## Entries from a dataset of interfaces
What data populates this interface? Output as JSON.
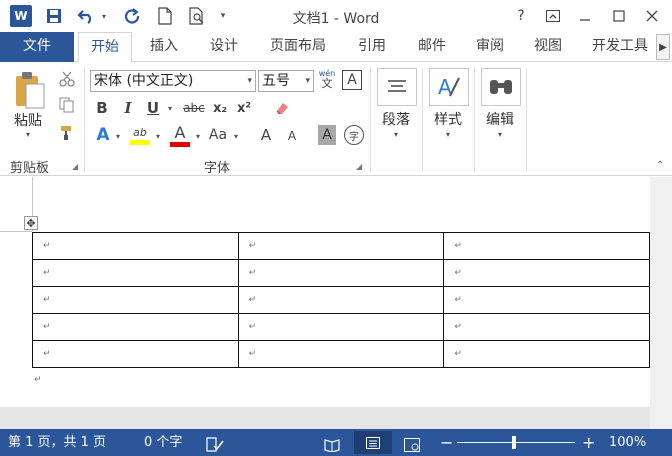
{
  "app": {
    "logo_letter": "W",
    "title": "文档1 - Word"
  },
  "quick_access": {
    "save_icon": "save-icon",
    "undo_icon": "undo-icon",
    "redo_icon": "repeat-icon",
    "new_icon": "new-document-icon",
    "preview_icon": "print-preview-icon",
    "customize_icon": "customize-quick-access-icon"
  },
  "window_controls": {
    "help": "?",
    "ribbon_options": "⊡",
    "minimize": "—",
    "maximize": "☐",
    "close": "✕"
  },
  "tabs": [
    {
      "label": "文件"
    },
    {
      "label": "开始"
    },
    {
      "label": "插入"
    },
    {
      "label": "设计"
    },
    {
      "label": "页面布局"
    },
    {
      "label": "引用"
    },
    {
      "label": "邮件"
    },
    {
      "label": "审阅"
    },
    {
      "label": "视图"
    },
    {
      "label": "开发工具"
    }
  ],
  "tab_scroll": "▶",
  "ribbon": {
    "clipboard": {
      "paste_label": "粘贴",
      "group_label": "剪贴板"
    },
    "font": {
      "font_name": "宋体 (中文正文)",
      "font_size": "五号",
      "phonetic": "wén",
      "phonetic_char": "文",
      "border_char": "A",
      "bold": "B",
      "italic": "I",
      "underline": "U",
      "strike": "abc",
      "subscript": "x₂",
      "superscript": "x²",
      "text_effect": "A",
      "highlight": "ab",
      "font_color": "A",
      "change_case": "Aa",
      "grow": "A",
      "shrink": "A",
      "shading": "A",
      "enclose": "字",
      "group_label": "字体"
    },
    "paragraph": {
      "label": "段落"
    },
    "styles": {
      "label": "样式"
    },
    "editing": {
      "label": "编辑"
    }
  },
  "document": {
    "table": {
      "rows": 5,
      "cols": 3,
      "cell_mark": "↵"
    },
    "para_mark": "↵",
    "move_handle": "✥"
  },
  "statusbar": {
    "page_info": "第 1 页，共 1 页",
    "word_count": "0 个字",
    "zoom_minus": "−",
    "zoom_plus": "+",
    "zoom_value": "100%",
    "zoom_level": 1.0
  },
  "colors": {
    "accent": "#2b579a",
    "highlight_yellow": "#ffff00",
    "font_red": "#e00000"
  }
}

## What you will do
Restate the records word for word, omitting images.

## Task solution
What data populates this interface? Output as JSON.
{
  "app": {
    "logo_letter": "W",
    "title": "文档1 - Word"
  },
  "quick_access": {
    "save_icon": "save-icon",
    "undo_icon": "undo-icon",
    "redo_icon": "repeat-icon",
    "new_icon": "new-document-icon",
    "preview_icon": "print-preview-icon",
    "customize_icon": "customize-quick-access-icon"
  },
  "window_controls": {
    "help": "?",
    "ribbon_options": "⊡",
    "minimize": "—",
    "maximize": "☐",
    "close": "✕"
  },
  "tabs": [
    {
      "label": "文件"
    },
    {
      "label": "开始"
    },
    {
      "label": "插入"
    },
    {
      "label": "设计"
    },
    {
      "label": "页面布局"
    },
    {
      "label": "引用"
    },
    {
      "label": "邮件"
    },
    {
      "label": "审阅"
    },
    {
      "label": "视图"
    },
    {
      "label": "开发工具"
    }
  ],
  "tab_scroll": "▶",
  "ribbon": {
    "clipboard": {
      "paste_label": "粘贴",
      "group_label": "剪贴板"
    },
    "font": {
      "font_name": "宋体 (中文正文)",
      "font_size": "五号",
      "phonetic": "wén",
      "phonetic_char": "文",
      "border_char": "A",
      "bold": "B",
      "italic": "I",
      "underline": "U",
      "strike": "abc",
      "subscript": "x₂",
      "superscript": "x²",
      "text_effect": "A",
      "highlight": "ab",
      "font_color": "A",
      "change_case": "Aa",
      "grow": "A",
      "shrink": "A",
      "shading": "A",
      "enclose": "字",
      "group_label": "字体"
    },
    "paragraph": {
      "label": "段落"
    },
    "styles": {
      "label": "样式"
    },
    "editing": {
      "label": "编辑"
    }
  },
  "document": {
    "table": {
      "rows": 5,
      "cols": 3,
      "cell_mark": "↵"
    },
    "para_mark": "↵",
    "move_handle": "✥"
  },
  "statusbar": {
    "page_info": "第 1 页，共 1 页",
    "word_count": "0 个字",
    "zoom_minus": "−",
    "zoom_plus": "+",
    "zoom_value": "100%",
    "zoom_level": 1.0
  },
  "colors": {
    "accent": "#2b579a",
    "highlight_yellow": "#ffff00",
    "font_red": "#e00000"
  }
}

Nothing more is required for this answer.